Records for processing START
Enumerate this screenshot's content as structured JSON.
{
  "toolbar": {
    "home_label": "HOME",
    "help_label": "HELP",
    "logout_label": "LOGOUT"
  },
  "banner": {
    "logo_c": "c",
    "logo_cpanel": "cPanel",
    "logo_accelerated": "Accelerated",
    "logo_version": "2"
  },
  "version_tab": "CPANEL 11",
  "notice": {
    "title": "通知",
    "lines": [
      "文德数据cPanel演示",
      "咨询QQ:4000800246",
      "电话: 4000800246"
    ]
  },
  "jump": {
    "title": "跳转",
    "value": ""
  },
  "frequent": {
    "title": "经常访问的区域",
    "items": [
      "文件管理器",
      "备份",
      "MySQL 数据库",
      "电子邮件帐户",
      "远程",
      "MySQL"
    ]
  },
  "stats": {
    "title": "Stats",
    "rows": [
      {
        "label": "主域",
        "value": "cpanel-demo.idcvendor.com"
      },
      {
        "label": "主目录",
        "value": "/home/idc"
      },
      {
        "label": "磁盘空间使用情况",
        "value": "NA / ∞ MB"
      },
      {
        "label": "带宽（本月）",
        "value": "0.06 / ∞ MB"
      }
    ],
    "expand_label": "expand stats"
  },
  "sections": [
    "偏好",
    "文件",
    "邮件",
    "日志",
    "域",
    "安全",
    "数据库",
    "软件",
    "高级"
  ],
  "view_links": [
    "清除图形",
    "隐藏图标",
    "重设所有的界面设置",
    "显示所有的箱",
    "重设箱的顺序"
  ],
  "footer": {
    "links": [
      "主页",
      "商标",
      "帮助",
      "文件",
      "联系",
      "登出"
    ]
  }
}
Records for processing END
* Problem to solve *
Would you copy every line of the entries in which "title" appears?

* Result *
    "title": "通知",
    "title": "跳转",
    "title": "经常访问的区域",
    "title": "Stats",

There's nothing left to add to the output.